“This [drug reaction] is a very, very complicated signal, and it’s hard for clinicians to realize that stopping the medication is what you do, especially if there is organ involvement, such as lung or liver dysfunction, ”Saper said.
The higher-risk genetic signature is found in 20% of the population as a whole and in 80% of the patients in the study who had DRESS. Blood samples for HLA markers are available in clinical laboratories. As the genetic test did not predict everyone who responded, this study indicates that physicians should monitor DRESS responses to IL-1 and IL-6 inhibitors.
Two of the immunosuppressive drugs, tocilizumab and anakinra, have recently been used in patients experiencing cytokine storms due to severe COVID-19.
This worries the research team because the risky HLA markers are quite common. A recent scientific report on 24 very ill COVID-19 patients treated with tocilizumab noted that six patients died. Stanford researchers suggest caution when using this drug for COVID-19.
“There are all these clues in COVID patients, but it requires more investigation,” Saper said.
Meanwhile, the researchers hope the results will promptly prompt HLA testing of Stills patients.
“An imperative we have is, ‘The right drug, for the right person, at the right time,'” Saper said. “In Still’s disease, these drugs are just right for most people. But we have been able to identify a simple genetic test that could tell if this is not the right drug for you.”
The paper’s other Stanford authors are research assistant Gonzalo Montero-Martin, PhD; Serena Tan, MD, assistant professor of pathology; postdoctoral researchers Vamsee Mallajosyula, PhD, Debopam Ghosh, PhD, and Jianpeng Xu, PhD; Lu Tian, PhD, Professor of Biomedical Computer Science; and Marcelo Fernandez-Vina, PhD, Professor of Pathology.

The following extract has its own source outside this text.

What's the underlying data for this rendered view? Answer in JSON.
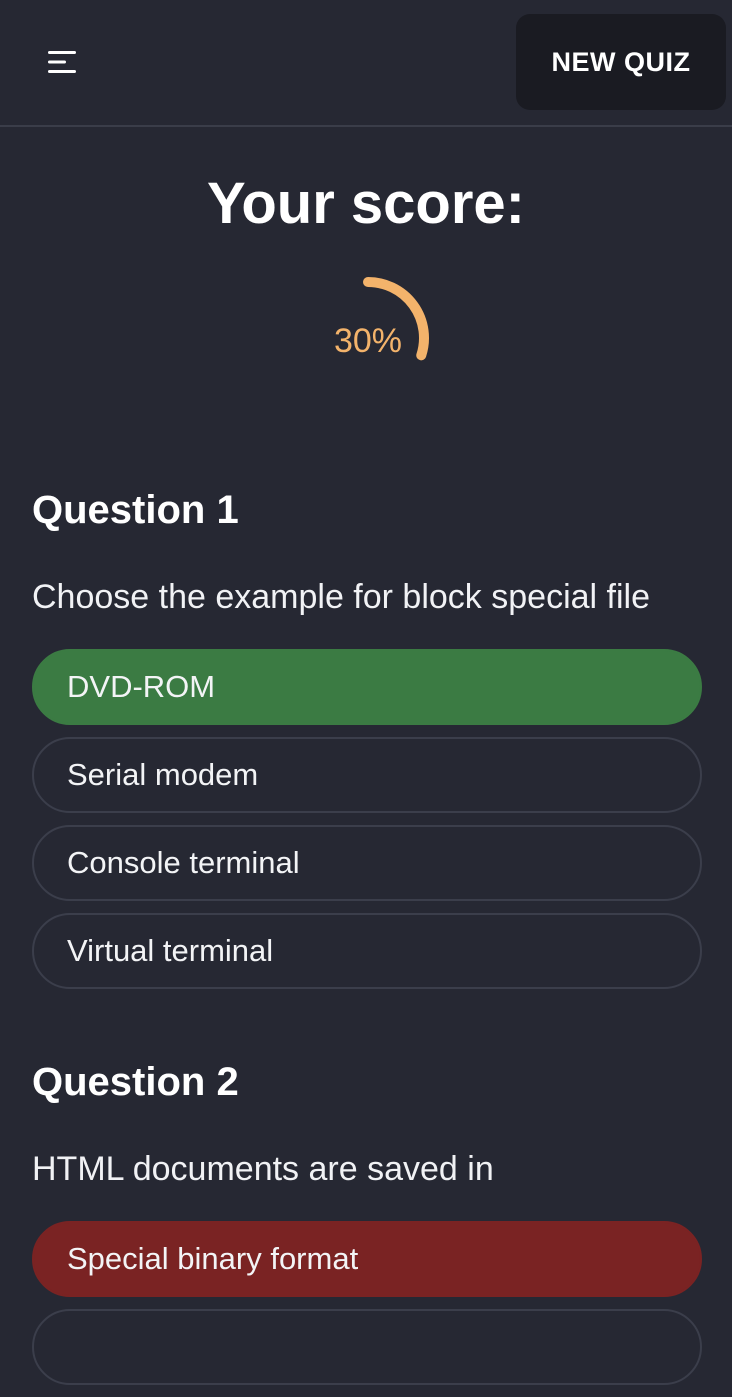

Tian and Mellins are members of the Stanford Maternal and Child Health Research Institute, Mellins is a member of the Interdisciplinary Program in Immunology and the Wu Tsai Neurosciences Institute at Stanford, and Tian is a member of the Stanford Cardiovascular Institute.
Among the contributors are other researchers from UCSF and the National Institute of Arthritis and Musculoskeletal and Skin Diseases, as well as researchers from UC-San Diego, Emory University School of Medicine and Children’s Healthcare in Atlanta, University of Pittsburgh, University of Washington, National Human Genome Research Institute , University of Pennsylvania, Pennsylvania State University College of Medicine, Yale University Medical School and University of Hong Kong, also contributed to this research.
The research was funded by the Lucile Packard Foundation for Children’s Health, Stanford Maternal and Child Health Research Institute, National Institute of Arthritis and Musculoskeletal and Skin Diseases (Grant Z01-AR041198), National Human Genome Research Institute (Grant Z01-HG200370), Gordon and Marilyn Macklin Foundation, RK Mellon Institute for Pediatric Research and Marcus Foundation Inc.
Some of the authors received personal fees, grants, or both from Novartis, which manufactures canakinumab.